About this exercise | Please restate all of the records word for word, setting the pictures aside.

Provided data |
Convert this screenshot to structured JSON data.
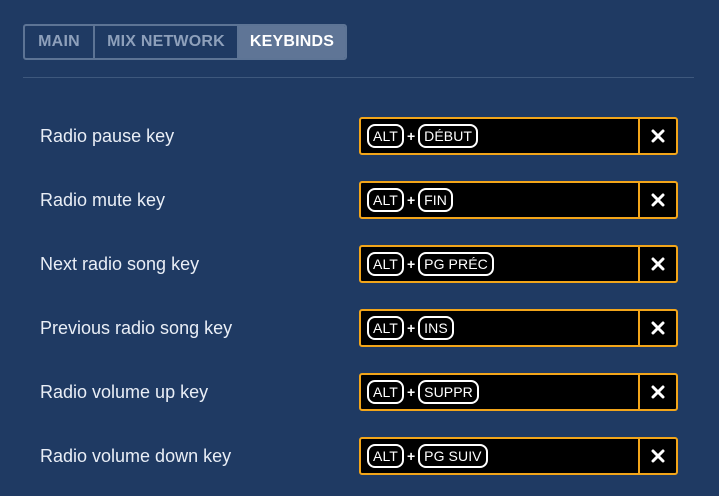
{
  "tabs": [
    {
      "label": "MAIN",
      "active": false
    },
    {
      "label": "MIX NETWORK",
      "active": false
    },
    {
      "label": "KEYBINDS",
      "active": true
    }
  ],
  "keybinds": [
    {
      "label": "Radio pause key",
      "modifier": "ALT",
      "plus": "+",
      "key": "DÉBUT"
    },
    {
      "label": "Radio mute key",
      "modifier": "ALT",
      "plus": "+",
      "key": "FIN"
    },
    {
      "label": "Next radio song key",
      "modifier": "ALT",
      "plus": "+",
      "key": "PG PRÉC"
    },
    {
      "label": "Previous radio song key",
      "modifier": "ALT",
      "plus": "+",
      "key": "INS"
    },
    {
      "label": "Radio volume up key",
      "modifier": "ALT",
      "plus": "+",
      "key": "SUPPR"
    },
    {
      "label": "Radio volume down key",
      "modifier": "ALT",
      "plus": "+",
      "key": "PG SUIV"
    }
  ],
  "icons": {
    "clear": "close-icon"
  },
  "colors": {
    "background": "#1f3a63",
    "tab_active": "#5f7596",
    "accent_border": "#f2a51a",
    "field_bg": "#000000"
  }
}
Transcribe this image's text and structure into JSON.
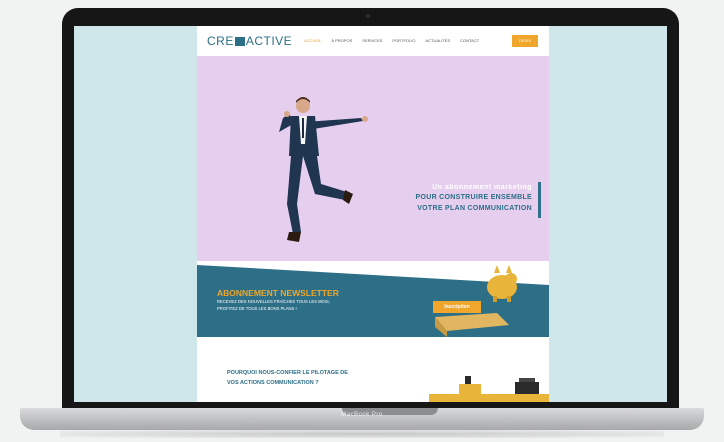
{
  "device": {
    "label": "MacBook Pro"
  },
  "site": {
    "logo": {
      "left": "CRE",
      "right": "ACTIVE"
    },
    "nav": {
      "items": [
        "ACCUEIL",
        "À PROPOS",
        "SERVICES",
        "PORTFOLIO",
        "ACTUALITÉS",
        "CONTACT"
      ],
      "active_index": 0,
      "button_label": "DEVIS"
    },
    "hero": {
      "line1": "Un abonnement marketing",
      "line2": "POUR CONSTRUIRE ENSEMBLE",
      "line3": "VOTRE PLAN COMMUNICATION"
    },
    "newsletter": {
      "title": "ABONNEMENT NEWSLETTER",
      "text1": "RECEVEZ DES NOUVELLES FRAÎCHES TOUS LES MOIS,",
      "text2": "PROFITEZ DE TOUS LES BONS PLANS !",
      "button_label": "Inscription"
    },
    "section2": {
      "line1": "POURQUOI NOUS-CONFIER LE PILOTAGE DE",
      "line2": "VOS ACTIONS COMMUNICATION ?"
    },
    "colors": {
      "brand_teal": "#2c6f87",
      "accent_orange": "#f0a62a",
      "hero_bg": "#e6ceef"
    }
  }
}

Output of the task |
Convert this screenshot to structured JSON data.
{
  "tabs": [
    {
      "label": "MAIN",
      "active": false
    },
    {
      "label": "MIX NETWORK",
      "active": false
    },
    {
      "label": "KEYBINDS",
      "active": true
    }
  ],
  "keybinds": [
    {
      "label": "Radio pause key",
      "modifier": "ALT",
      "plus": "+",
      "key": "DÉBUT"
    },
    {
      "label": "Radio mute key",
      "modifier": "ALT",
      "plus": "+",
      "key": "FIN"
    },
    {
      "label": "Next radio song key",
      "modifier": "ALT",
      "plus": "+",
      "key": "PG PRÉC"
    },
    {
      "label": "Previous radio song key",
      "modifier": "ALT",
      "plus": "+",
      "key": "INS"
    },
    {
      "label": "Radio volume up key",
      "modifier": "ALT",
      "plus": "+",
      "key": "SUPPR"
    },
    {
      "label": "Radio volume down key",
      "modifier": "ALT",
      "plus": "+",
      "key": "PG SUIV"
    }
  ],
  "icons": {
    "clear": "close-icon"
  },
  "colors": {
    "background": "#1f3a63",
    "tab_active": "#5f7596",
    "accent_border": "#f2a51a",
    "field_bg": "#000000"
  }
}
Transcribe this image's text and structure into JSON.
{
  "device": {
    "label": "MacBook Pro"
  },
  "site": {
    "logo": {
      "left": "CRE",
      "right": "ACTIVE"
    },
    "nav": {
      "items": [
        "ACCUEIL",
        "À PROPOS",
        "SERVICES",
        "PORTFOLIO",
        "ACTUALITÉS",
        "CONTACT"
      ],
      "active_index": 0,
      "button_label": "DEVIS"
    },
    "hero": {
      "line1": "Un abonnement marketing",
      "line2": "POUR CONSTRUIRE ENSEMBLE",
      "line3": "VOTRE PLAN COMMUNICATION"
    },
    "newsletter": {
      "title": "ABONNEMENT NEWSLETTER",
      "text1": "RECEVEZ DES NOUVELLES FRAÎCHES TOUS LES MOIS,",
      "text2": "PROFITEZ DE TOUS LES BONS PLANS !",
      "button_label": "Inscription"
    },
    "section2": {
      "line1": "POURQUOI NOUS-CONFIER LE PILOTAGE DE",
      "line2": "VOS ACTIONS COMMUNICATION ?"
    },
    "colors": {
      "brand_teal": "#2c6f87",
      "accent_orange": "#f0a62a",
      "hero_bg": "#e6ceef"
    }
  }
}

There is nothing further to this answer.